    the policy statement should explain generally why the firm or a member of its group might find it necessary or desirable to pay soft commission, bearing in mind the practices in the markets in which it does business on behalf of its customers.

Periodic disclosure

COB 2.2.18 R

1If a firm has, or knows, or ought reasonably to know, that another member of its group has a soft commission agreement with another person under which either the firm or that other member of its groupdeals for a customer, the firm must:

  1. (1)

    provide each relevant customer at least once a year, unless COB 2.2.19 R applies, with the following information covering the period since the firm last reported to that customer or, if no previous report has been made, since the firm first dealt for him:

    1. (a)

      the percentage paid under soft commission agreements of the total commission paid by or at the direction of:

      1. (i)

        the firm; and

      2. (ii)

        any other member of the firm's group which is a party to those agreements;

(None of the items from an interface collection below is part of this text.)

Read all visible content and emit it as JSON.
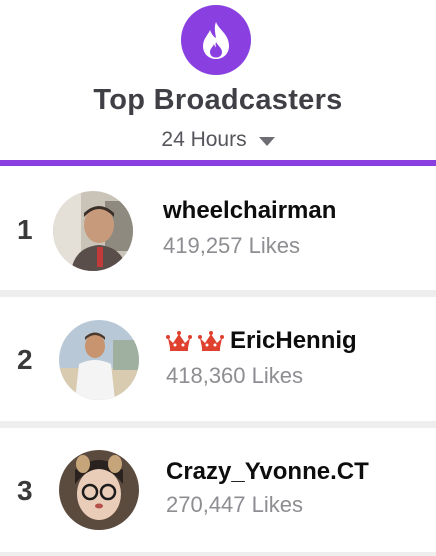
{
  "header": {
    "title": "Top Broadcasters",
    "period": "24 Hours"
  },
  "colors": {
    "accent": "#8a3fe0",
    "crown": "#e0402e"
  },
  "broadcasters": [
    {
      "rank": "1",
      "name": "wheelchairman",
      "likes": "419,257 Likes",
      "crowns": 0
    },
    {
      "rank": "2",
      "name": "EricHennig",
      "likes": "418,360 Likes",
      "crowns": 2
    },
    {
      "rank": "3",
      "name": "Crazy_Yvonne.CT",
      "likes": "270,447 Likes",
      "crowns": 0
    }
  ]
}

    2. (b)

      the value (on a cost price basis) of goods or services received by the firm under soft commission agreements, expressed as a percentage of the total commission paid by or at the direction of:

      1. (i)

        the firm; or

      2. (ii)

        other members of the firm's group;

    3. (c)

      a summary of the goods or services received by the firm;

    4. (d)

      a list of the brokers which are parties to the soft commission agreements; and

    5. (e)

      the total commission paid from the portfolio of that customer;

  2. (2)

    at least once a year explain to each relevant customer, unless COB 2.2.19 R applies, the policy of the firm relating to soft commission agreements for the period up to the submission of the next policy statement (which must not exceed one year) or state that its policy has not changed (this may be included in any periodic report provided under (1), or in a separate document);

  3. (3)

    give to a customer to whom it is relevant an explanation promptly after any material change in the firm's policy relating to soft commission agreements, and, if it is the case, confirm to each relevant customer that the goods and services received by the firm are expected to assist only in the conduct of designated investment business with or for other customers.

Exceptions

COB 2.2.19 R

A firm need not make the periodic disclosures required by COB 2.2.18 R (1) or COB 2.2.18 R (2) if:

  1. (1)

    the customer is habitually resident overseas and has requested the firm not to do so; or

  2. (2)

    a firm has information from which it is reasonable to conclude that the customer does not wish to receive this information.

Record keeping

COB 2.2.20 R
  1. (1)

    A firm must make records of the reports sent to its customers as required by COB 2.2.18 R and retain those records for at least three years from the date on which the soft commission agreement to which they relate is terminated.

  2. (2)

    A firm must make a record of each payment of disclosable commission, and must retain that record for a period of at least six years from the date of payment.

  3. (3)

    A firm must make a record of each benefit given to another firm in accordance with COB 2.2.6 G, and must keep that record for at least six years from the date on which it was given.5